Brussels, 17 October 2012
SME WEEK: EU needs more women entrepreneurs to create growth and jobs
Women's entrepreneurial potential is underexploited and the EU needs more women entrepreneurs to create growth and new jobs. This was the main message of today's European SME Week Summit in Brussels which focuses on encouraging women to consider setting up and running their own business, usually a small and medium-sized enterprise (SME). With Europe moving further towards having national economies based on adding value through services, the need for more and better qualified human capital will only grow. This is where women can play a key role. The fact that women only account for 34.4% of the self-employed in Europe suggests that they need more encouragement to become entrepreneurs. This leaves considerable untapped human potential that is sorely needed to boost economic growth and create the new jobs required in today’s difficult economic climate. If more women can be motivated to start up and lead companies, this could generate growth and jobs across the EU.
The European Commission is actively promoting women entrepreneurship with:
the European Ambassadors’ Network providing inspirational role models to encourage women to consider entrepreneurship as a viable career option and
a European Mentors’ Network who give practical advice to women who have recently launched their own businesses.
European Commission Vice President Antonio Tajani, Commissioner for Industry and Entrepreneurship, said: "It is clear that female creativity and entrepreneurial potential are one of the most underexploited source of economic growth and new jobs that should be further developed in Europe. In a time of crisis we cannot afford to forgo this potential. Having more women entrepreneurs will economically empower women and contribute to growth."
Women entrepreneurs take more calculated risks
While European women are at least as well educated as men, only a few decide to set up a company in the fifteen years following their graduation. Lack of take-up can partly be explained by difficulties they encounter in reconciling private and professional activities. In addition, existing business set-up support systems are not always tailored to women’s specific needs. Concerns faced by potential women entrepreneurs include greater difficulty accessing financing, professional networks and training and a possible lack of confidence due to the absence of appropriate role models.
Women also tend to be cautious and take more calculated risks, and to focus on creating companies in familiar areas and for which they can benefit from family support. They can fail to take full advantage of networking opportunities and often grow their businesses slowly and only if their family situation allows them to work long hours with a good probability of success. Women therefore require tailor-made support measures when setting up their businesses.
More information: EU study on promotion of female entrepreneurship
For more information and case studies on female entrepreneurship:
European SME Week 2012
The European SME Week 2012 will include activities in 37 countries, to ensure events are easily accessible to existing and potential entrepreneurs.
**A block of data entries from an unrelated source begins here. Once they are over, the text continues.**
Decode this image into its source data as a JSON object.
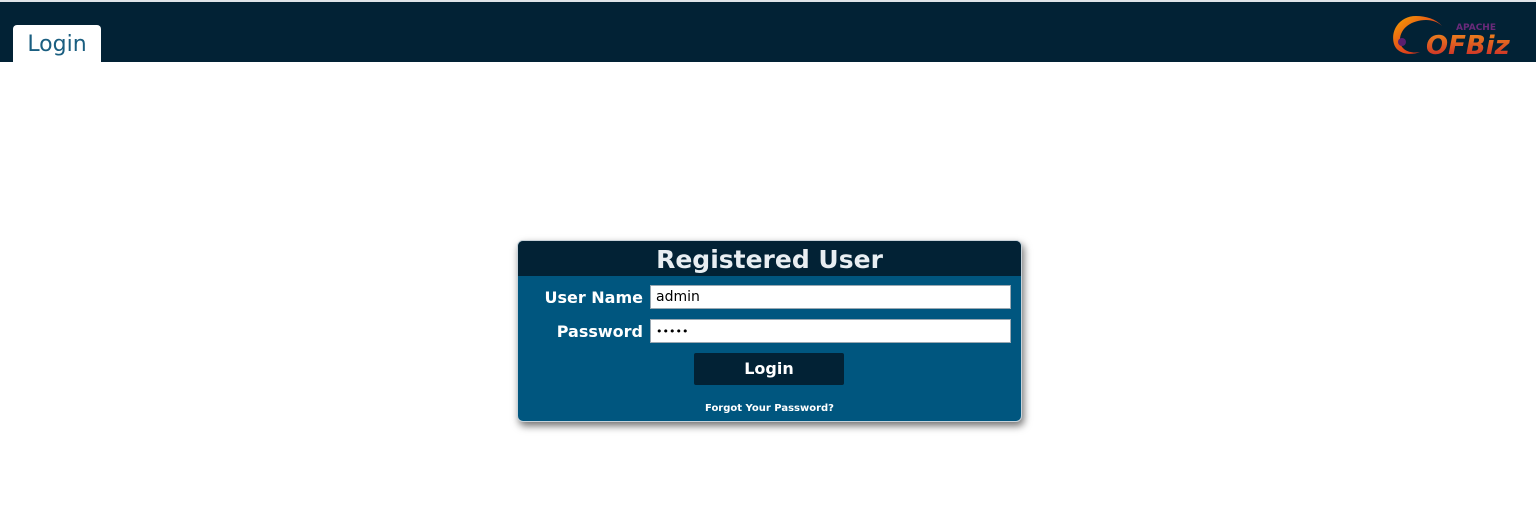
{
  "header": {
    "tab_label": "Login",
    "logo": {
      "small_text": "APACHE",
      "main_text": "OFBiz",
      "icon": "ofbiz-logo-icon"
    },
    "colors": {
      "header_bg": "#022235",
      "tab_text": "#1a5e80"
    }
  },
  "login_panel": {
    "title": "Registered User",
    "username_label": "User Name",
    "username_value": "admin",
    "password_label": "Password",
    "password_value": "•••••",
    "submit_label": "Login",
    "forgot_link": "Forgot Your Password?",
    "colors": {
      "panel_bg": "#00567f",
      "title_bg": "#022235",
      "button_bg": "#022235"
    }
  }
}
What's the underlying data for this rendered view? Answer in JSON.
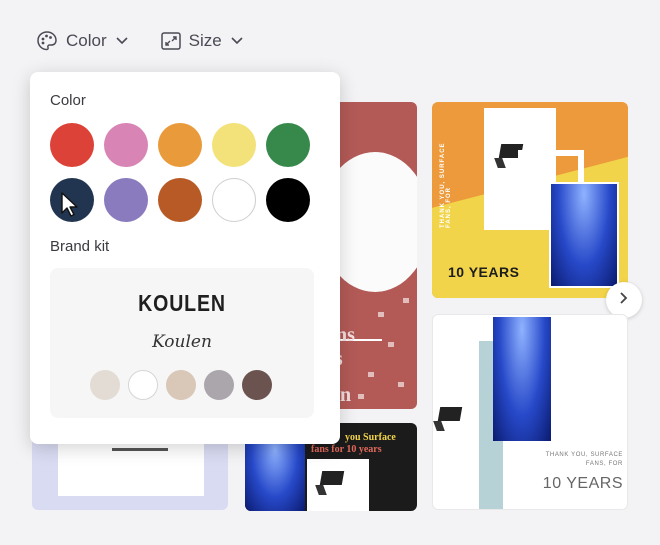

The events, arranged by business organisations, business support providers and national, regional and local authorities, will also enable existing companies to share their experiences and further develop themselves. Last year, close to 1,500 events were held across Europe.
Carlo Corazza (+32 2 295 17 52)
Sara Tironi (+32 2 299 04 03)